I've only had one baby who is now 16 months old. My periods prior to my son were very crampy (painful, heavy, and normally 8 days but never at the same time each month. My tubes are blocked so I had to go through IVF to have our son. After having him my hormones have been messed up, along with my periods, and worst of all I started ovulating at the end of last year for almost 2 weeks at a time. 2 months ago I finally had to go to the doctor for 3 weeks of ovulation (pinching and cramping the whole time) severe discharge, and then I would start my period symptoms. I have suffered since he was born until my dear friend gave me some bio-identitical progesterone to try and 2 months into taking it once per day everyday except when I am on my periods has given me a whole new life!!!! Bio-identical just means it's natural, not synthetic. A lot of women are estrogen dominant and I think I am one of them. I was on birth control for over 10 years in my 20's and my body just would not tolerate any of it anymore.

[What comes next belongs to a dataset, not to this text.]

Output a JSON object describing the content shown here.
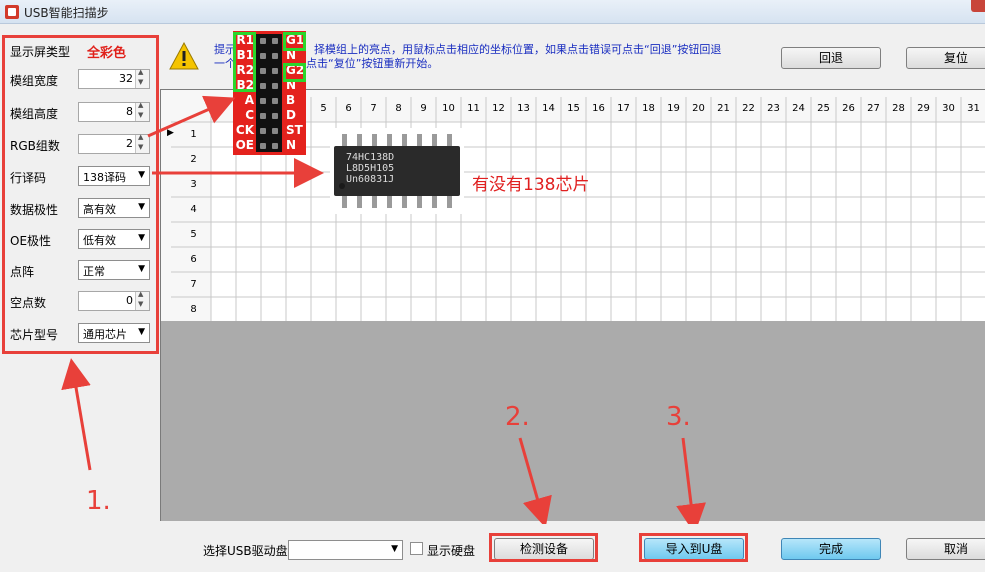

After having my son I tried it again and it was awful and then tried it again prior to the progesterone and failed misearebly. Please try and find a homeopath doctor if your regular family doctor or OBGYN will not give you a prescription. By the way, if you don't have insurance, there is a synthetic progesterone cream you can use over the counter. It's not as strong but you can use a double dose. I take 1ml of natural once per day. This might get you through until you get insurance.
J.T. answers from Cedar Rapids on August 11, 2006
This is totally normal. After having my tubes tied my periods were very irregular, I had heavy bleeding, and major cramps. I was very concerned about this also. Then I talked to some other people who had been through a tubal ligation and they too had these problems. You may have to suffer for a little while til your husbands insurance kicks in, But you need to get put on a birthcontrol pill. I know it sounds crazy cause you got fixed so that you wouldn't have to worry about birthcontrol. Trust me though since being on the pill my cycles are back to normal. Sometimes your body needs that extra hormonal boost to keep itself regular. I hope this helps. Feel free to ask me anymore questions you may have.
C.S. answers from Charleston on August 10, 2006
K., I just had my tubes tied after my third daughter. I have had the same thing and I was just wondering myself if this is normal. I am betting it is normal. I remember my sister-in-law saying similar things. I'll give my OB a call and let you know what I find out.